- PhotoCrank is targeting young cameraphone users with mobile photo enhancement tools that are controlled via SMS. The editing is not meaningful - you can add captions or overlay graphics - but the general concept of phones providing more substantial desktop functionality is worth consideration.
For would-be mobile publishers
As a part-time blogger and hack, I've often wished that my content could be repurposed automatically for mobile devices. (Hello? Anyone at Six Apart listening?) A couple of offerings in this direction caught my eye:
- 4INFO provides consumers with mobile content search and SMS alerts for blogs and online databases. For publishers, 4INFO serves as a tool for mobile publishing. Set up a unique keyword, and then users can ping 4INFO to pull down the current headlines from your RSS feed. Users can also drill down into any particular headline, getting the full blog text. I compared this to 411Sync, which I saw (and liked) at Mashup Camp, but 411Sync didn't provide access to the full text of the article. If 4INFO's new service works well for blogs with photos and rich media, it could be a winner.
- Fonpods supports mobile access to streaming digital audio content. Fonpod users can search for and subscribe to podcasts, then set up playlists that will be available whenever the user calls in to the Fonpod system. This appears similar to calling in to one's voicemail at the office. Note: The marketing blurb uses the phrase "cost free," but that of course isn't true, unless Fonpod plans to start paying a portion of the minutes on my Sprint PCS bill. Carriers should love this since it will drive up the consumption of minutes.
For mobile service providers and application developers
These mobile development platforms and back-end services aimed directly at leveling the playing field between laptop and cell phone offerings:
- Tao Group launched a platform for
developing mobile games. In the demo, CEO Francis Charig showed both a Nokia phone running Symbian, and a
Windows Mobile phone. A game developed in Tao Group's miniMIXA suite works on
both phones. Amazingly, the developer's binary created on the platform was automatically converted into native binary for both
phones, with no recompiling of code. Given the heavy fragmentation of mobile platforms, Tao could make it more

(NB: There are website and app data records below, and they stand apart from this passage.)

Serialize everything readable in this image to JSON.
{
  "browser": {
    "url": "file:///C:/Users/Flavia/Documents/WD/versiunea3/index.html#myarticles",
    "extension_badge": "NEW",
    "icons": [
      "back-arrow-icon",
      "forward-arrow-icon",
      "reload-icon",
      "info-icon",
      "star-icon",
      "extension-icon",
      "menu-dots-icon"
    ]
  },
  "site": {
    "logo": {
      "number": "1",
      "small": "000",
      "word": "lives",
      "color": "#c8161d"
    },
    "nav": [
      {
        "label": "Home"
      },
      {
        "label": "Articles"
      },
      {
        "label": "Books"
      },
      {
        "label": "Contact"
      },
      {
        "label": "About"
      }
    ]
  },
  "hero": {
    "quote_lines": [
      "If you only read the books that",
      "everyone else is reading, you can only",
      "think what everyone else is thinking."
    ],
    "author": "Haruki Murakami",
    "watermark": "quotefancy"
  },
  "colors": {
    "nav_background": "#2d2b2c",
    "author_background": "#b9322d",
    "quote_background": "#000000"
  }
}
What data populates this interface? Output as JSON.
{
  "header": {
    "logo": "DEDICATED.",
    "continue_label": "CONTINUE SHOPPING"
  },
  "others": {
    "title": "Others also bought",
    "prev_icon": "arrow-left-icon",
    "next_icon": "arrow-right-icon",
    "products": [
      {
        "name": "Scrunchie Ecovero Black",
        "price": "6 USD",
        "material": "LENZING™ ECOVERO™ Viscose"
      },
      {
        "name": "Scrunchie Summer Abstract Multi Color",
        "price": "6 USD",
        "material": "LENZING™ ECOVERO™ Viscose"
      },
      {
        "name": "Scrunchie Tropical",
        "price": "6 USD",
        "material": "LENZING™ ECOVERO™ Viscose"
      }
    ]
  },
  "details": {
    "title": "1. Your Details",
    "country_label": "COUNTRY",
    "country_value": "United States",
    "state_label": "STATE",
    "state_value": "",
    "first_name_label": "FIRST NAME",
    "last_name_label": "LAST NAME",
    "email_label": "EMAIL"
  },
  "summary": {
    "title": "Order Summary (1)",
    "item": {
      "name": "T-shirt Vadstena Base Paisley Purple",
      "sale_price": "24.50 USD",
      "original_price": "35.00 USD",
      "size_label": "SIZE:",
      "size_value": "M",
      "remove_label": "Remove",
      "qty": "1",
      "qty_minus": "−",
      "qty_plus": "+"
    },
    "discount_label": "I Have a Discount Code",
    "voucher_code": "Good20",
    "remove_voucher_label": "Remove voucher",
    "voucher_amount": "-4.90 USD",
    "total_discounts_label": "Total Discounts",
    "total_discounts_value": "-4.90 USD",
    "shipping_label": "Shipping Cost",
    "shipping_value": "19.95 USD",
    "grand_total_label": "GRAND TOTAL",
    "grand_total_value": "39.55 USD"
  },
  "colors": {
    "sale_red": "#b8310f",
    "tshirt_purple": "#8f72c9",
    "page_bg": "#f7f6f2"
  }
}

economical to produce and deploy mobile games. They've been heavily (and I mean heavily) funded by large strategic partners such as Motorola, Sony, NEC, Mitsubishi, and Kyocera. Not to mention their original VCs.
- Cascada Mobile's TAG solution facilitates phone-based, word-of-mouth marketing. If content isn't at the top of a carrier's application menu, the user is unlikely to know that it exists. Mobile content doesn't yet take advantage of the virality that has historically been essential to web site and service adoption. TAG helps to launch mobile storefronts virally; consumers can "tell a friend" about mobile content simply be entering the friend's mobile number. This practice, though common on Web sites, is rare on mobile because of device compatibility issues. TAG is smart, however, and its embedded links will send new visitors to the version of content that is appropriate for their phones.
- Eyespot already provides online video editing and remixing. Consumers edit video at Eyespot, then publish it out to video sharing sites. At DEMOfall, the company launched Eyespot Mobile Share, a mobile video sharing application built for BREW and Java-enabled phones. The service will be private-labeled to vendors providing video services that could (or should) be mobile-enabled.
All of these new product launches help to create a mobile environment in which the user is shielded from the tangle of incompatible technologies and networks. Given that some of this incompatibility is by design from the business side, as versus due to technical challenges, users should hope that carriers will permit these new services to flourish.